Information required for a disease report includes but is not limited to the following:

  • Patient Demographics: Name, Address, Telephone Number, Date of Birth, Race/Ethnicity, Gender, Country of Birth.
  • Clinical Information: Laboratory Tests Performed, Results of Laboratory Tests, Results of Physical Examination, Symptoms, Onset Date of Symptoms, Pregnancy Status, Treatment
  • Risk History: Risk Factors for Disease, Travel History, Close Contacts/Sexual Partners Requiring Additional Follow-Up for Testing/Examination
  • Physician/Facility Information: Diagnosing Physician, Diagnosing Facility, Physician Phone Number, Testing Laboratory, Reporter, and Reporter Phone Number.
Accordion Section Title
How can you report?

By doing one of the following, you are making a report to NDDoH of a condition:

  • Disease Specific Reporting Tools
  • Online Report Form
  • Electronic Laboratory Reporting (for more information, please call 701.328.2378)
  • Calling the North Dakota Department of Health at 701.328.2378 or 800.472.2180

Report Forms

The Division of Sexually Transmitted and Bloodborne Diseases has several report forms available for the conditions in the Division.  These disease specific reporting tools are:

Online Report Card

Reportable conditions can also be reported online using the online report card.  All reportable conditions can be reported using the online report card, but those conditions that are required to be reported immediately should be reported via phone to the Division at 800.472.2180 or 701.328.2378.  

Case Definitions

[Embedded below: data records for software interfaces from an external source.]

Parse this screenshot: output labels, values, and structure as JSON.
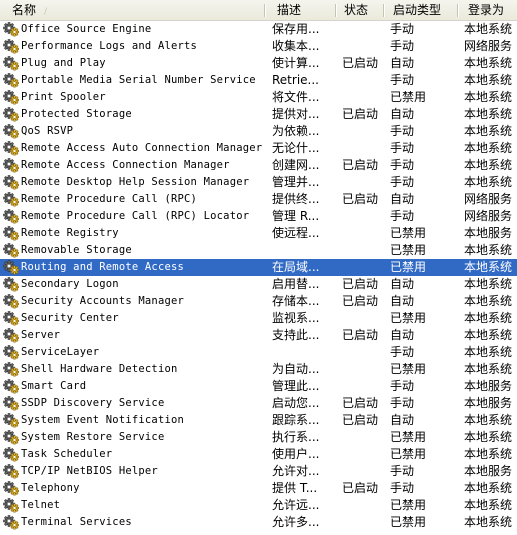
{
  "columns": {
    "name": "名称",
    "description": "描述",
    "status": "状态",
    "startup_type": "启动类型",
    "logon_as": "登录为",
    "sort_indicator": "/"
  },
  "selected_index": 14,
  "colors": {
    "selection": "#316ac5",
    "header_bg": "#ebeadb"
  },
  "services": [
    {
      "name": "Office Source Engine",
      "description": "保存用...",
      "status": "",
      "startup_type": "手动",
      "logon_as": "本地系统",
      "icon": "service-gear-icon"
    },
    {
      "name": "Performance Logs and Alerts",
      "description": "收集本...",
      "status": "",
      "startup_type": "手动",
      "logon_as": "网络服务",
      "icon": "service-gear-icon"
    },
    {
      "name": "Plug and Play",
      "description": "使计算...",
      "status": "已启动",
      "startup_type": "自动",
      "logon_as": "本地系统",
      "icon": "service-gear-icon"
    },
    {
      "name": "Portable Media Serial Number Service",
      "description": "Retrie...",
      "status": "",
      "startup_type": "手动",
      "logon_as": "本地系统",
      "icon": "service-gear-icon"
    },
    {
      "name": "Print Spooler",
      "description": "将文件...",
      "status": "",
      "startup_type": "已禁用",
      "logon_as": "本地系统",
      "icon": "service-gear-icon"
    },
    {
      "name": "Protected Storage",
      "description": "提供对...",
      "status": "已启动",
      "startup_type": "自动",
      "logon_as": "本地系统",
      "icon": "service-gear-icon"
    },
    {
      "name": "QoS RSVP",
      "description": "为依赖...",
      "status": "",
      "startup_type": "手动",
      "logon_as": "本地系统",
      "icon": "service-gear-icon"
    },
    {
      "name": "Remote Access Auto Connection Manager",
      "description": "无论什...",
      "status": "",
      "startup_type": "手动",
      "logon_as": "本地系统",
      "icon": "service-gear-icon"
    },
    {
      "name": "Remote Access Connection Manager",
      "description": "创建网...",
      "status": "已启动",
      "startup_type": "手动",
      "logon_as": "本地系统",
      "icon": "service-gear-icon"
    },
    {
      "name": "Remote Desktop Help Session Manager",
      "description": "管理并...",
      "status": "",
      "startup_type": "手动",
      "logon_as": "本地系统",
      "icon": "service-gear-icon"
    },
    {
      "name": "Remote Procedure Call (RPC)",
      "description": "提供终...",
      "status": "已启动",
      "startup_type": "自动",
      "logon_as": "网络服务",
      "icon": "service-gear-icon"
    },
    {
      "name": "Remote Procedure Call (RPC) Locator",
      "description": "管理 R...",
      "status": "",
      "startup_type": "手动",
      "logon_as": "网络服务",
      "icon": "service-gear-icon"
    },
    {
      "name": "Remote Registry",
      "description": "使远程...",
      "status": "",
      "startup_type": "已禁用",
      "logon_as": "本地服务",
      "icon": "service-gear-icon"
    },
    {
      "name": "Removable Storage",
      "description": "",
      "status": "",
      "startup_type": "已禁用",
      "logon_as": "本地系统",
      "icon": "service-gear-icon"
    },
    {
      "name": "Routing and Remote Access",
      "description": "在局域...",
      "status": "",
      "startup_type": "已禁用",
      "logon_as": "本地系统",
      "icon": "service-gear-icon"
    },
    {
      "name": "Secondary Logon",
      "description": "启用替...",
      "status": "已启动",
      "startup_type": "自动",
      "logon_as": "本地系统",
      "icon": "service-gear-icon"
    },
    {
      "name": "Security Accounts Manager",
      "description": "存储本...",
      "status": "已启动",
      "startup_type": "自动",
      "logon_as": "本地系统",
      "icon": "service-gear-icon"
    },
    {
      "name": "Security Center",
      "description": "监视系...",
      "status": "",
      "startup_type": "已禁用",
      "logon_as": "本地系统",
      "icon": "service-gear-icon"
    },
    {
      "name": "Server",
      "description": "支持此...",
      "status": "已启动",
      "startup_type": "自动",
      "logon_as": "本地系统",
      "icon": "service-gear-icon"
    },
    {
      "name": "ServiceLayer",
      "description": "",
      "status": "",
      "startup_type": "手动",
      "logon_as": "本地系统",
      "icon": "service-gear-icon"
    },
    {
      "name": "Shell Hardware Detection",
      "description": "为自动...",
      "status": "",
      "startup_type": "已禁用",
      "logon_as": "本地系统",
      "icon": "service-gear-icon"
    },
    {
      "name": "Smart Card",
      "description": "管理此...",
      "status": "",
      "startup_type": "手动",
      "logon_as": "本地服务",
      "icon": "service-gear-icon"
    },
    {
      "name": "SSDP Discovery Service",
      "description": "启动您...",
      "status": "已启动",
      "startup_type": "手动",
      "logon_as": "本地服务",
      "icon": "service-gear-icon"
    },
    {
      "name": "System Event Notification",
      "description": "跟踪系...",
      "status": "已启动",
      "startup_type": "自动",
      "logon_as": "本地系统",
      "icon": "service-gear-icon"
    },
    {
      "name": "System Restore Service",
      "description": "执行系...",
      "status": "",
      "startup_type": "已禁用",
      "logon_as": "本地系统",
      "icon": "service-gear-icon"
    },
    {
      "name": "Task Scheduler",
      "description": "使用户...",
      "status": "",
      "startup_type": "已禁用",
      "logon_as": "本地系统",
      "icon": "service-gear-icon"
    },
    {
      "name": "TCP/IP NetBIOS Helper",
      "description": "允许对...",
      "status": "",
      "startup_type": "手动",
      "logon_as": "本地服务",
      "icon": "service-gear-icon"
    },
    {
      "name": "Telephony",
      "description": "提供 T...",
      "status": "已启动",
      "startup_type": "手动",
      "logon_as": "本地系统",
      "icon": "service-gear-icon"
    },
    {
      "name": "Telnet",
      "description": "允许远...",
      "status": "",
      "startup_type": "已禁用",
      "logon_as": "本地系统",
      "icon": "service-gear-icon"
    },
    {
      "name": "Terminal Services",
      "description": "允许多...",
      "status": "",
      "startup_type": "已禁用",
      "logon_as": "本地系统",
      "icon": "service-gear-icon"
    }
  ]
}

NDDoH uses the case definitions outlined by the Centers for Disease Control and Prevention (CDC) and the Council of State and Territorial Epidemiologists (CSTE) as a standard for a disease report. A surveillance case definition is a set of uniform criteria used to define a disease for public health surveillance. Surveillance case definitions enable public health officials to classify and count cases consistently across reporting jurisdictions. Surveillance case definitions are not intended to be used by healthcare providers for making a clinical diagnosis or determining how to meet an individual patient’s health needs.